The crux of Shi’s thesis is that rather than a universal, materialist concept of reality, individual interest calculations are based on ‘socially shared ideas about acceptable and expected behaviour’ (p.2). To counter the charge that culture is not an independent cause of behaviours but rather an effect or proxy for structural or institutional factors, Shi invokes the case of China and Taiwan, two societies that share elements of Confucian cultural heritage, but which have developed very different political structures and institutions. Shi argues that the momentous processes of modernization in China and democratization in Taiwan did not cause significant cultural shifts in these societies. Indeed he cites survey data to the effect that these changes reinforced peoples’ commitment to traditional cultural norms, which in turn are associated with greater trust in government, a lower likelihood of confronting the regime and an inclination to define democracy as government by benevolent guardians. Given the resilience, flourishing even, of the CCP and KMT under these changing conditions, it is an interesting argument. Full review in China Quarterly here.

Western Perspectives on the PRC

In the western imagination China has long been something ‘exotic’, a tendency that preceded the earliest contact and was reinforced by the (usually tall) tales of early travellers. This exoticism takes many forms and has given rise to many stereotypes, sometimes ‘positive’ (for instance in the recurring European taste for Chinoiserie) but mostly ‘negative’, such as the racist ‘Yellow Peril’ discourse (see my review of Fu Manchu and Sinophobia). Sometimes the ‘exotic’ construction encompasses admiration for ‘China’s difference’ (notably China’s, mainly imagined, ‘mysticism’), but more often than not it has signified contempt, with difference equating to ‘inferiority’.

With Jonathan Spence, Colin Mackerras is a leading western authority on China’s place in the western imagination. His Western Images of China (Oxford University Press, 1989) is a classic in the field and among other contributions, convincingly demonstrate how ‘our’ image of China says as much about ‘us’ as it does about ‘them’.

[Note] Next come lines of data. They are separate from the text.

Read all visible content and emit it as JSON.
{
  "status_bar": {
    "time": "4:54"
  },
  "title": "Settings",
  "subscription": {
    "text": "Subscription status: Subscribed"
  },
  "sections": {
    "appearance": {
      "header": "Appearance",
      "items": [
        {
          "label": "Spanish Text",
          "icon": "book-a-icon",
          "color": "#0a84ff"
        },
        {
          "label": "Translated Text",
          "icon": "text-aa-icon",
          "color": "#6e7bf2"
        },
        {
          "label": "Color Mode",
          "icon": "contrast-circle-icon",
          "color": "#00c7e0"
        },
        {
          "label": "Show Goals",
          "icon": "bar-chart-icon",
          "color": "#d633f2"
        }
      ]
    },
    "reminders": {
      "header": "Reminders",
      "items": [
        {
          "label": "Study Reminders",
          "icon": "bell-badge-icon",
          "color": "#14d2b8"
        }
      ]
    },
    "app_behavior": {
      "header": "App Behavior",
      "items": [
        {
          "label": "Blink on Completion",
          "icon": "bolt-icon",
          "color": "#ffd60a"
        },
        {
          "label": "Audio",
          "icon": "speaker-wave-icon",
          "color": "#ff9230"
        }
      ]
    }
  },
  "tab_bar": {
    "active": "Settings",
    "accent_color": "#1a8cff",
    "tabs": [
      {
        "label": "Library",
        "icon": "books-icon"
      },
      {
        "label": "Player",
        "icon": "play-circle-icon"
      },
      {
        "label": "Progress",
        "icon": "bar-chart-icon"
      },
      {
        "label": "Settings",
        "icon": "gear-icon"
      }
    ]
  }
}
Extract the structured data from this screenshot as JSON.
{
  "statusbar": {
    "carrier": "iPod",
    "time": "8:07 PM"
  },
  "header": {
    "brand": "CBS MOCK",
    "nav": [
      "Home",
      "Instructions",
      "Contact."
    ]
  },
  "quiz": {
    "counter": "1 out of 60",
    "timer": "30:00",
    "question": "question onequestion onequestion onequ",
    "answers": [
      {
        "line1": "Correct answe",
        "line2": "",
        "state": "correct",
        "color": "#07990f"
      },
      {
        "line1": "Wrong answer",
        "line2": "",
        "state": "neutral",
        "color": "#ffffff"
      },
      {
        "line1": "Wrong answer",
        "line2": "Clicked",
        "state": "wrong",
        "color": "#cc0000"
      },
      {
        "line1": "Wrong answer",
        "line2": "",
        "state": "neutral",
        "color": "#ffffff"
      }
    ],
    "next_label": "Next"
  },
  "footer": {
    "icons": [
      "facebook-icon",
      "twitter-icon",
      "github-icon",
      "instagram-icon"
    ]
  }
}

Mackerras’ latest book is concerned with western (predominantly American) ‘perceptions’ of China since 1949. How does the west (again mainly the US) ‘perceive China’ on a variety of issues (politics, foreign relations, economics, human rights, democratization, Tibet etc.) over time? Or more accurately given the book’s approach, how do some ‘representative’ western media (like Time magazine) and various western political and intellectual ‘elites’ frame China? This is a big question, requiring the systematic study of a wide corpus of empirical material, which is available in increasingly massive abundance. It is also an important question. On one level, the priming of mass attitudes toward China can have a significant effect on the experience of individual Chinese (often for the worse). At the other end of the spectrum, popular attitudes toward China can also influence foreign policy. For instance, all else being equal, a public that has been primed by years of negative and hostile coverage of China would be more likely to vote for a candidate who takes a hard-line on the country. Chinese leaders clearly care about how China is perceived around the world—otherwise they wouldn’t have launched their concerted effort (‘soft power push’, ‘charm offensive’) to try to balance critical western media narratives about China’s rise. Full review in China Quarterly here.